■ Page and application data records
--- START ---
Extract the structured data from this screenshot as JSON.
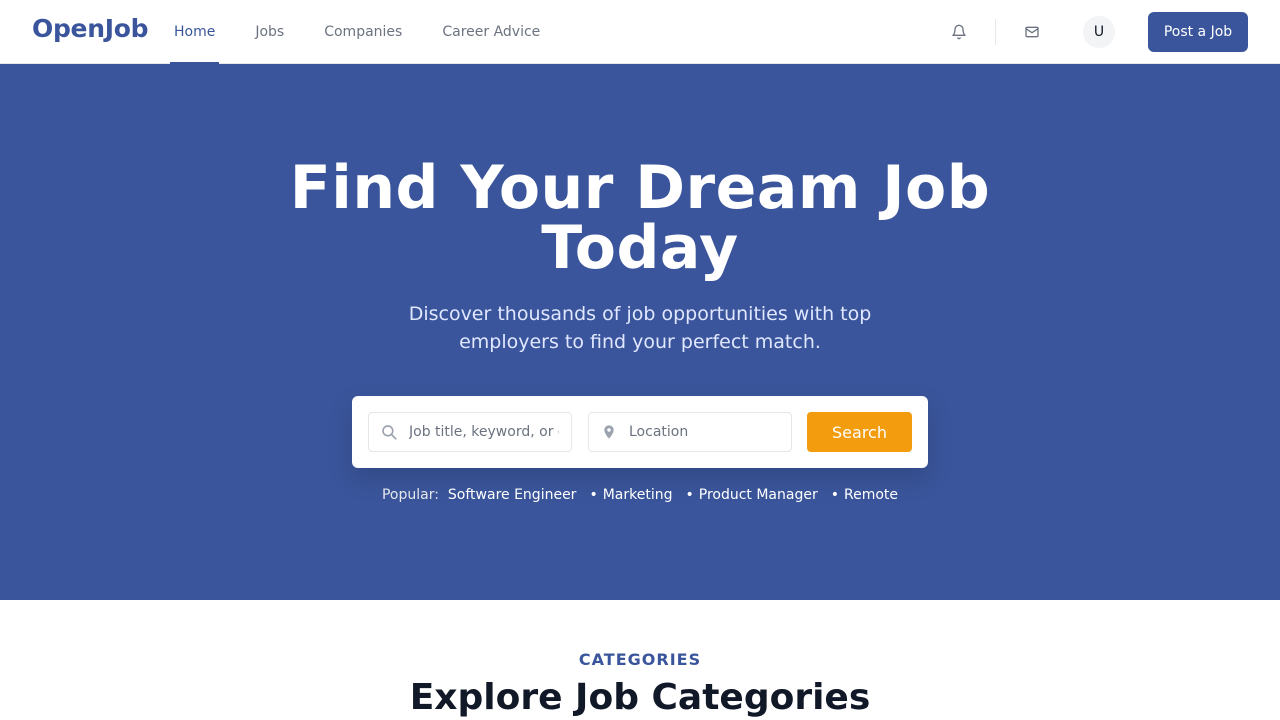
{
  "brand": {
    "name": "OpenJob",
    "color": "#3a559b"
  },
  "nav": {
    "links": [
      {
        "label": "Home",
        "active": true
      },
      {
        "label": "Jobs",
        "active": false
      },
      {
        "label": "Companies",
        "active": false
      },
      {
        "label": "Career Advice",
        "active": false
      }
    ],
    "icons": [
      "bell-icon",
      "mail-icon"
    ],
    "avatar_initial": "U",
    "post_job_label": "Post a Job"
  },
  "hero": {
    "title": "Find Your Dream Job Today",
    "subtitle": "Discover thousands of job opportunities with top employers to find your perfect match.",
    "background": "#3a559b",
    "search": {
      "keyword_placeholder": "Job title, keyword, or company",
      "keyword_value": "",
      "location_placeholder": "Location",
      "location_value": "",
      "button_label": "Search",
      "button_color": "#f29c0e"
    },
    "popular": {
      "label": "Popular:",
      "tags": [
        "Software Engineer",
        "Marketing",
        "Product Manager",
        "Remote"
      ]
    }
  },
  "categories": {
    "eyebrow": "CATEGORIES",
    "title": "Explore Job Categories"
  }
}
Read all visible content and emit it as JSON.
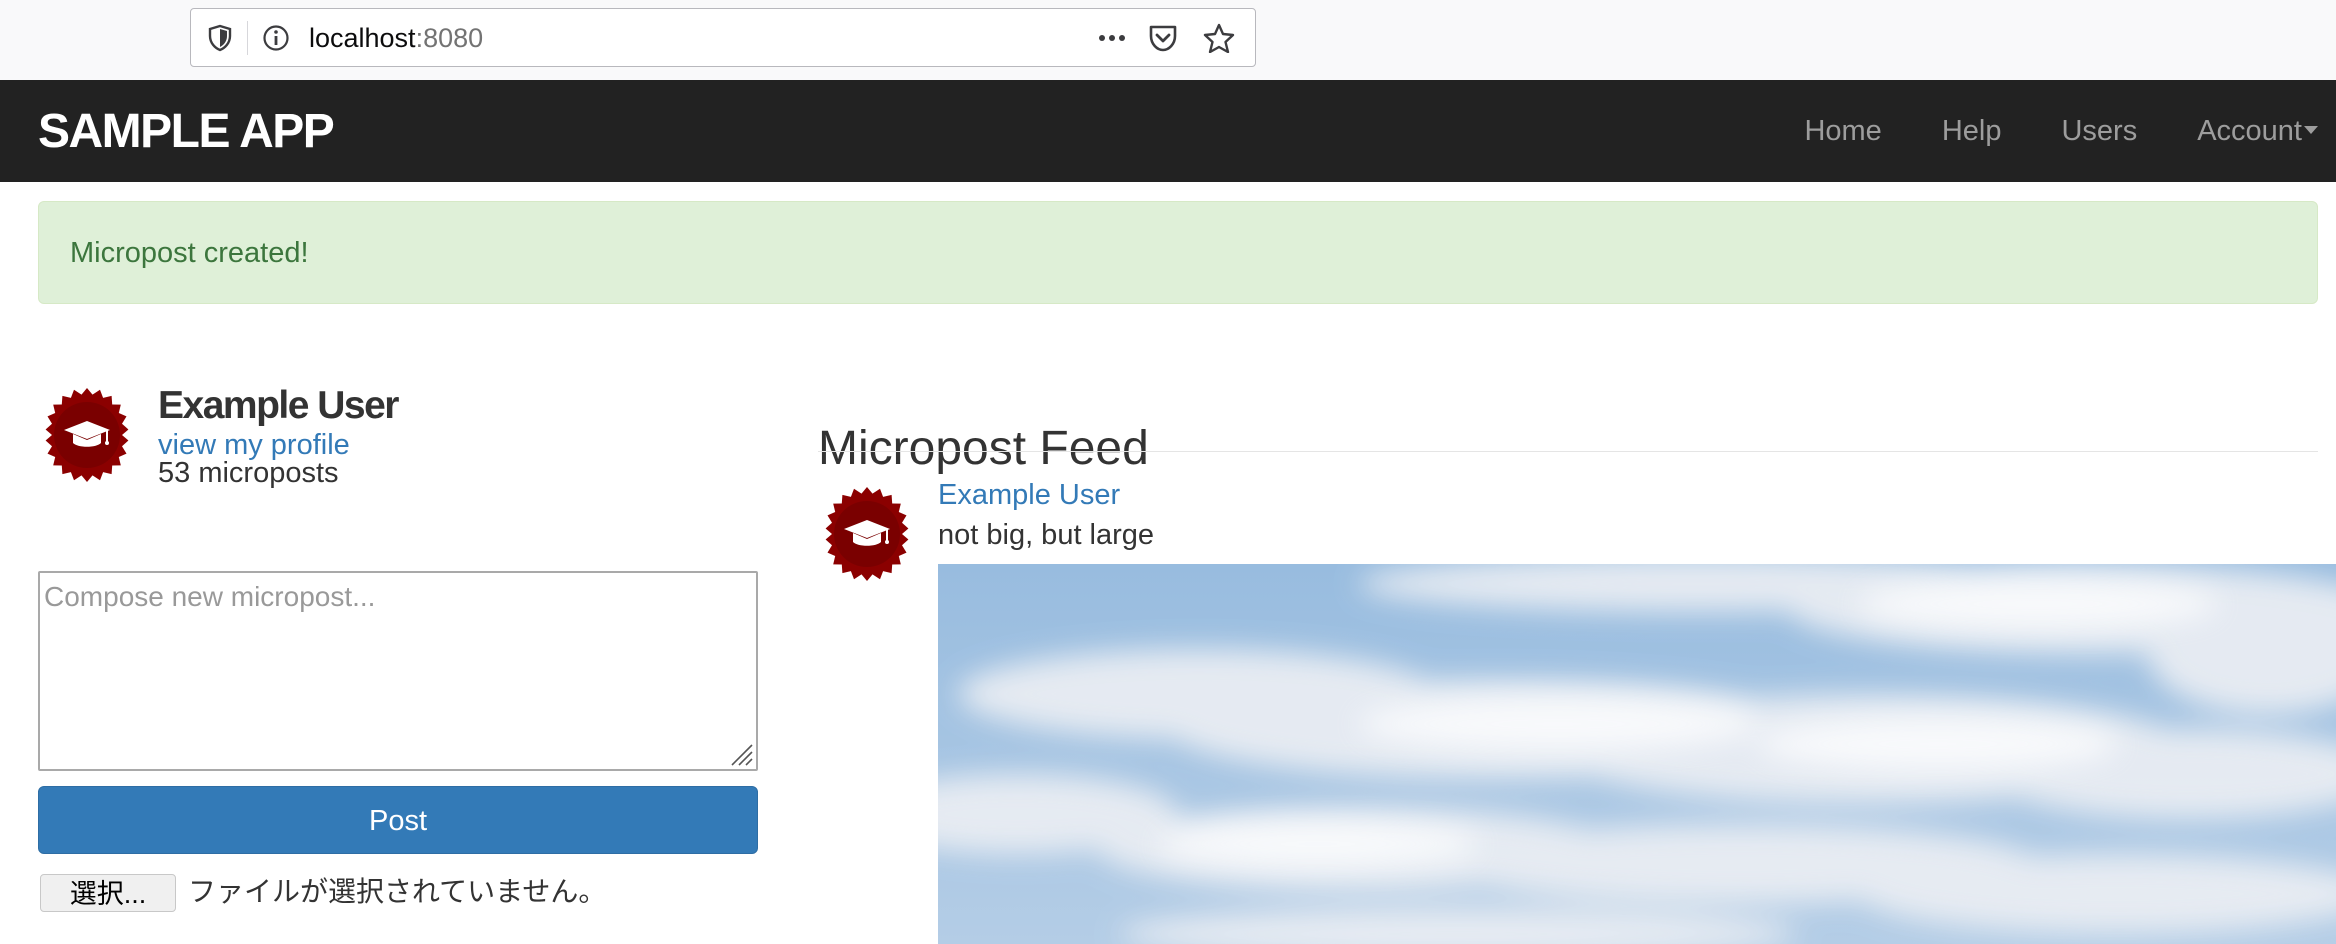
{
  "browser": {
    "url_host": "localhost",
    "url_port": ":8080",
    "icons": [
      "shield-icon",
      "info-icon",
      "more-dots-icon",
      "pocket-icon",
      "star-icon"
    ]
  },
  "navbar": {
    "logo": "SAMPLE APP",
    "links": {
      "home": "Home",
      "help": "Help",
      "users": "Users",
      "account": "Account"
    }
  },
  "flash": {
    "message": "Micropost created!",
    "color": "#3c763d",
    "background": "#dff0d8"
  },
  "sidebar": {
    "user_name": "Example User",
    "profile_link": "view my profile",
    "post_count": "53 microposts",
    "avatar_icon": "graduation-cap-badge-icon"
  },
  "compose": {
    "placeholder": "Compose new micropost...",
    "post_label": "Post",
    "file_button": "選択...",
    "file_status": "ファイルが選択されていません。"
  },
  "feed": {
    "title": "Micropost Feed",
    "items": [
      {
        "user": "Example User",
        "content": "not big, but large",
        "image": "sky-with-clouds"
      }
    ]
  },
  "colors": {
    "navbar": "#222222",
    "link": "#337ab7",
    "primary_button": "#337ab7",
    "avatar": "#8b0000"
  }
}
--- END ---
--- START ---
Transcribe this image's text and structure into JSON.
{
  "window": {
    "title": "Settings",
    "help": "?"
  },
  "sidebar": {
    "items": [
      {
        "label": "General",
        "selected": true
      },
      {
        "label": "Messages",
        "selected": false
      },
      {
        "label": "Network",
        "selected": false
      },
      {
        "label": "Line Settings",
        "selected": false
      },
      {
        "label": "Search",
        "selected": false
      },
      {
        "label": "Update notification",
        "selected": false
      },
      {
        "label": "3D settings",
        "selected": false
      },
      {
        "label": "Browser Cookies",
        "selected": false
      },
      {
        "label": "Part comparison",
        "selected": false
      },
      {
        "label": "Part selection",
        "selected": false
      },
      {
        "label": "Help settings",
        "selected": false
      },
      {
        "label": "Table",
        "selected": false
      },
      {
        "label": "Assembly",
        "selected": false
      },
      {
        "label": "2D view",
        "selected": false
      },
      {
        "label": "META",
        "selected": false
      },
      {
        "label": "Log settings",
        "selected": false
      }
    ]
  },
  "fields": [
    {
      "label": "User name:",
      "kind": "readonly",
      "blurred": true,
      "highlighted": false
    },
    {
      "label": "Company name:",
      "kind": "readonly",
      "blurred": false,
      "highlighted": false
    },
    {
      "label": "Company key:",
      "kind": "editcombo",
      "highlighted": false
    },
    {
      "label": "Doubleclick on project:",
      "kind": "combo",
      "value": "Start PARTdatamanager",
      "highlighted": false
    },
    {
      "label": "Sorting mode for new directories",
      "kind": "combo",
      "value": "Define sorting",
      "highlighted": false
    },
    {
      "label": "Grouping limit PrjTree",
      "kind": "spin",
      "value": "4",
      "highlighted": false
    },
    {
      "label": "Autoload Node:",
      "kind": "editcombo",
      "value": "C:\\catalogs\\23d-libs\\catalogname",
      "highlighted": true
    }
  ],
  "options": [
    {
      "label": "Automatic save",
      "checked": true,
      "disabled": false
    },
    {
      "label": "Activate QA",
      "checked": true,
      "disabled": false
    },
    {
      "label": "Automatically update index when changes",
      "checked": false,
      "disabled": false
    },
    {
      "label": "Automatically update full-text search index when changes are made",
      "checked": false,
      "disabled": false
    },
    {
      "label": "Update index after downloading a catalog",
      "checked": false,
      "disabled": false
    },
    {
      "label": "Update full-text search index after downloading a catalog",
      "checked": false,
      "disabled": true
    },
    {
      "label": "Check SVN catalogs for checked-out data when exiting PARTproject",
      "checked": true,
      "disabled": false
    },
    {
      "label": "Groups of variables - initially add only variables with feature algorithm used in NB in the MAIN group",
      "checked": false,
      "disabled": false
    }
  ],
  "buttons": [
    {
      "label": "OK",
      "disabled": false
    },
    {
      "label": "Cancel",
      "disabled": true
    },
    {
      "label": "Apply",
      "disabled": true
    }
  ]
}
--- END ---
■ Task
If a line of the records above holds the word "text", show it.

■ Result of this task
Transcribe this image's text and structure into JSON.
      "label": "Automatically update full-text search index when changes are made",
      "label": "Update full-text search index after downloading a catalog",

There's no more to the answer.